flesh foods especially, is a precept which the great majority of

well-to-do people need to attend to.

Bilious attacks, headaches, indigestion, etc., are simply nature's

protest against the excess of food being forced upon her, and the

natural cure is to severely restrict, or still better, entirely stop

the food supply for a day or two. The idea that "the system must be

kept up" is a very foolish one; people have lived for forty days and

upwards on water alone, and a few days' fasting is a far safer remedy

for the troubles we have mentioned than purgative drugs.

Those who have a stomach which quickly rebels against too much or

unsuitable food, may, as Sir Henry Thompson says, congratulate

themselves on having a good janitor preventing the entrance of what

would injure. The man who can and does eat anything, rarely lives to

old age.

The perfect appetite which comes from the moderate use of simple foods

is a relish which must be experienced to be appreciated.

One way in which the amount of food needed to satisfy the appetite and

build up the body may be very largely reduced, is by increasing the

amount of mastication.
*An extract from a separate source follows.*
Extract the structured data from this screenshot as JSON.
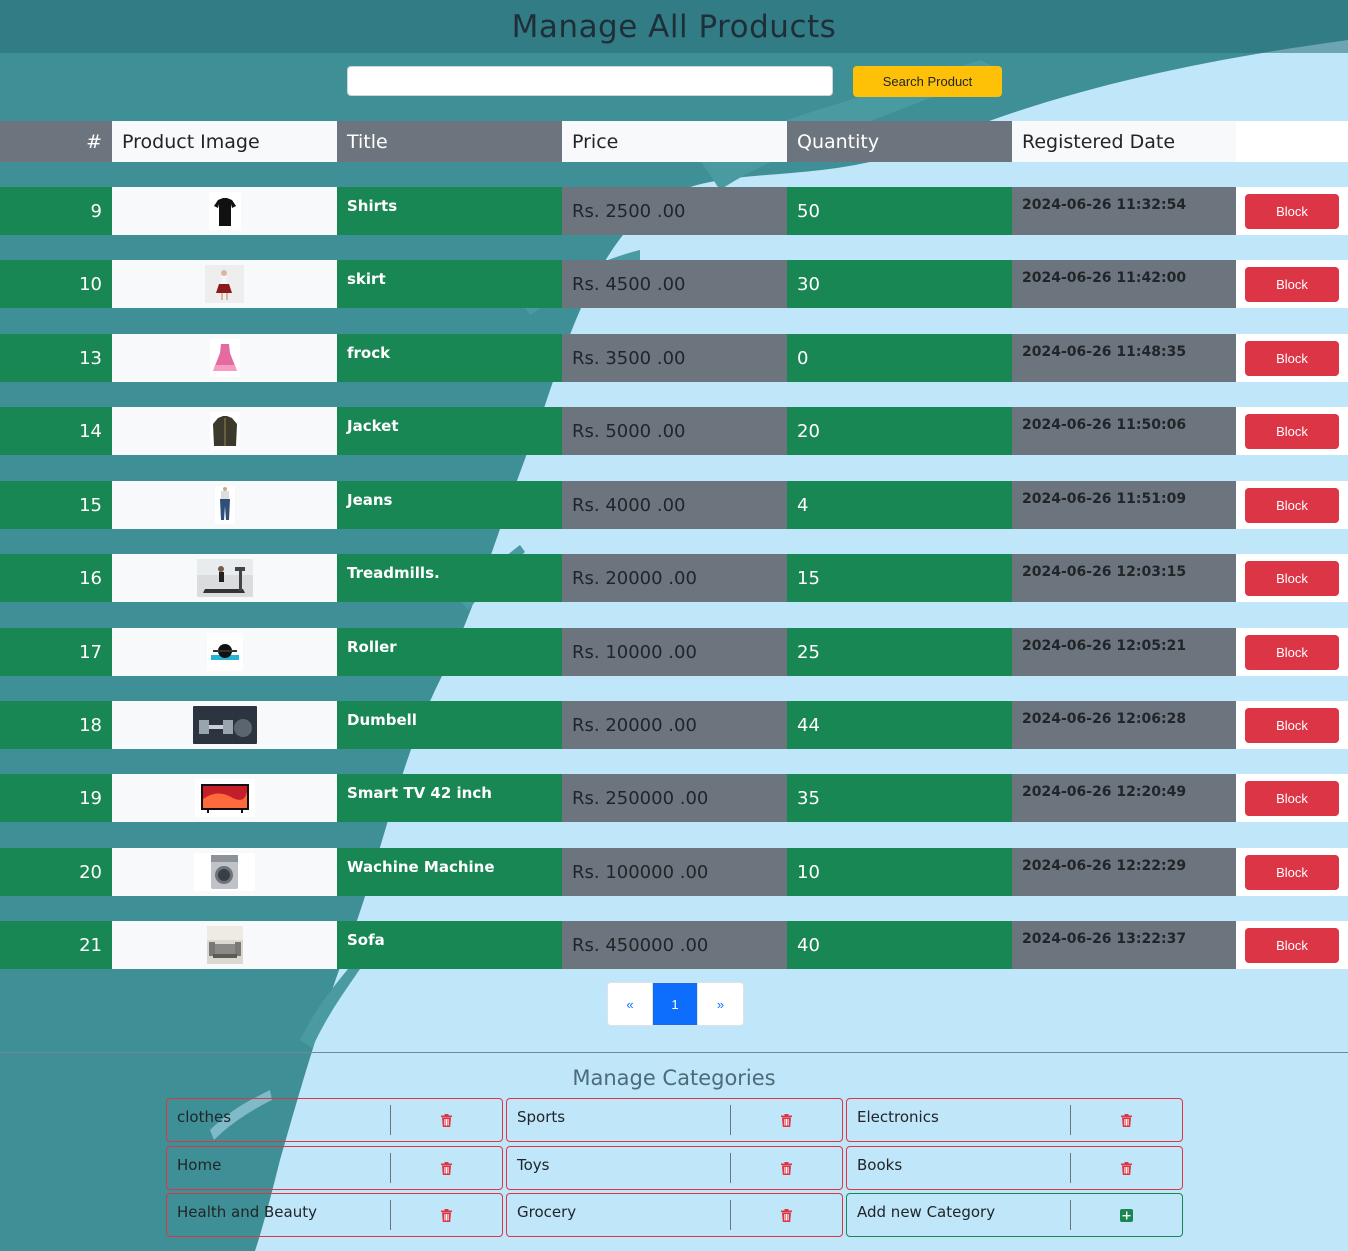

If each bite of food is chewed and chewed until

it is all reduced to a liquid state, the amount required will be less

than half of what is usually taken, and so much less strain will be

thrown on the excretory organs.